* What is required
Only lines with the string "legend" are wanted. Pull them out of the data.

── Given records ──

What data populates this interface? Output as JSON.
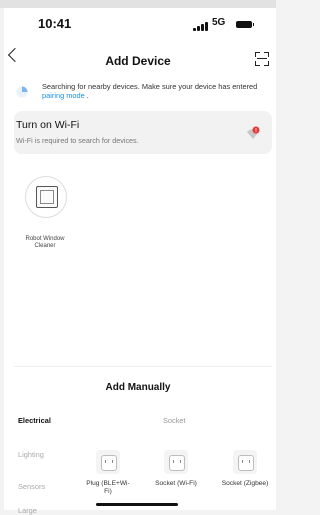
{
  "status": {
    "time": "10:41",
    "network": "5G"
  },
  "nav": {
    "title": "Add Device"
  },
  "searching": {
    "text": "Searching for nearby devices. Make sure your device has entered",
    "link": "pairing mode",
    "suffix": " ."
  },
  "wifi": {
    "title": "Turn on Wi-Fi",
    "subtitle": "Wi-Fi is required to search for devices."
  },
  "found_devices": [
    {
      "label": "Robot Window Cleaner"
    }
  ],
  "manual": {
    "title": "Add Manually",
    "categories": [
      "Electrical",
      "Lighting",
      "Sensors",
      "Large"
    ],
    "active_category": "Electrical",
    "section_header": "Socket",
    "items": [
      {
        "label": "Plug (BLE+Wi-Fi)"
      },
      {
        "label": "Socket (Wi-Fi)"
      },
      {
        "label": "Socket (Zigbee)"
      }
    ]
  },
  "colors": {
    "link": "#1d8fe8",
    "alert": "#e53935"
  }
}
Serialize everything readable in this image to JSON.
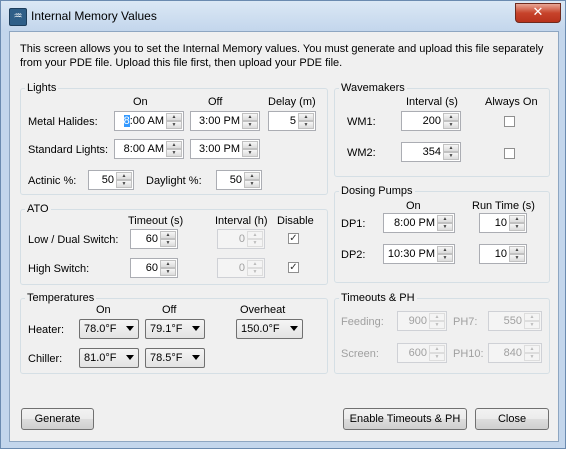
{
  "window": {
    "title": "Internal Memory Values",
    "icon_glyph": "♒",
    "close_glyph": "✕"
  },
  "description": "This screen allows you to set the Internal Memory values. You must generate and upload this file separately from your PDE file.  Upload this file first, then upload your PDE file.",
  "lights": {
    "legend": "Lights",
    "col_on": "On",
    "col_off": "Off",
    "col_delay": "Delay (m)",
    "metal_halides_label": "Metal Halides:",
    "metal_halides_on_sel": "8",
    "metal_halides_on": ":00 AM",
    "metal_halides_off": "3:00 PM",
    "metal_halides_delay": "5",
    "standard_lights_label": "Standard Lights:",
    "standard_on": "8:00 AM",
    "standard_off": "3:00 PM",
    "actinic_label": "Actinic %:",
    "actinic_value": "50",
    "daylight_label": "Daylight %:",
    "daylight_value": "50"
  },
  "ato": {
    "legend": "ATO",
    "col_timeout": "Timeout (s)",
    "col_interval": "Interval (h)",
    "col_disable": "Disable",
    "low_label": "Low / Dual Switch:",
    "low_timeout": "60",
    "low_interval": "0",
    "low_disable_checked": true,
    "high_label": "High Switch:",
    "high_timeout": "60",
    "high_interval": "0",
    "high_disable_checked": true
  },
  "temperatures": {
    "legend": "Temperatures",
    "col_on": "On",
    "col_off": "Off",
    "col_overheat": "Overheat",
    "heater_label": "Heater:",
    "heater_on": "78.0°F",
    "heater_off": "79.1°F",
    "overheat": "150.0°F",
    "chiller_label": "Chiller:",
    "chiller_on": "81.0°F",
    "chiller_off": "78.5°F"
  },
  "wavemakers": {
    "legend": "Wavemakers",
    "col_interval": "Interval (s)",
    "col_always_on": "Always On",
    "wm1_label": "WM1:",
    "wm1_interval": "200",
    "wm1_always_on": false,
    "wm2_label": "WM2:",
    "wm2_interval": "354",
    "wm2_always_on": false
  },
  "dosing": {
    "legend": "Dosing Pumps",
    "col_on": "On",
    "col_runtime": "Run Time (s)",
    "dp1_label": "DP1:",
    "dp1_on": "8:00 PM",
    "dp1_runtime": "10",
    "dp2_label": "DP2:",
    "dp2_on": "10:30 PM",
    "dp2_runtime": "10"
  },
  "timeouts_ph": {
    "legend": "Timeouts & PH",
    "feeding_label": "Feeding:",
    "feeding_value": "900",
    "ph7_label": "PH7:",
    "ph7_value": "550",
    "screen_label": "Screen:",
    "screen_value": "600",
    "ph10_label": "PH10:",
    "ph10_value": "840"
  },
  "buttons": {
    "generate": "Generate",
    "enable_timeouts": "Enable Timeouts & PH",
    "close": "Close"
  },
  "spin_glyphs": {
    "up": "▲",
    "down": "▼",
    "check": "✓"
  }
}
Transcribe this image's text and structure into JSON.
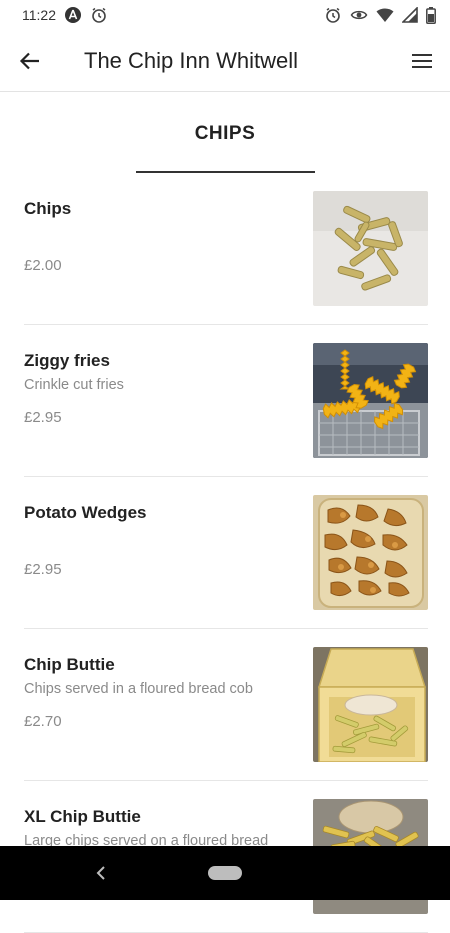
{
  "status_bar": {
    "time": "11:22"
  },
  "app_bar": {
    "title": "The Chip Inn Whitwell"
  },
  "category": {
    "title": "CHIPS"
  },
  "items": [
    {
      "name": "Chips",
      "description": "",
      "price": "£2.00",
      "photo_icon": "chips-photo"
    },
    {
      "name": "Ziggy fries",
      "description": "Crinkle cut fries",
      "price": "£2.95",
      "photo_icon": "crinkle-fries-photo"
    },
    {
      "name": "Potato Wedges",
      "description": "",
      "price": "£2.95",
      "photo_icon": "potato-wedges-photo"
    },
    {
      "name": "Chip Buttie",
      "description": "Chips served in a floured bread cob",
      "price": "£2.70",
      "photo_icon": "chip-buttie-photo"
    },
    {
      "name": "XL Chip Buttie",
      "description": "Large chips served on a floured bread",
      "price": "",
      "photo_icon": "xl-chip-buttie-photo"
    }
  ],
  "colors": {
    "text_primary": "#222222",
    "text_secondary": "#8a8a8a",
    "divider": "#e6e6e6",
    "nav_bar": "#000000"
  }
}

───

* Solution to the exercise
    "legend": "Lights",
    "legend": "ATO",
    "legend": "Temperatures",
    "legend": "Wavemakers",
    "legend": "Dosing Pumps",
    "legend": "Timeouts & PH",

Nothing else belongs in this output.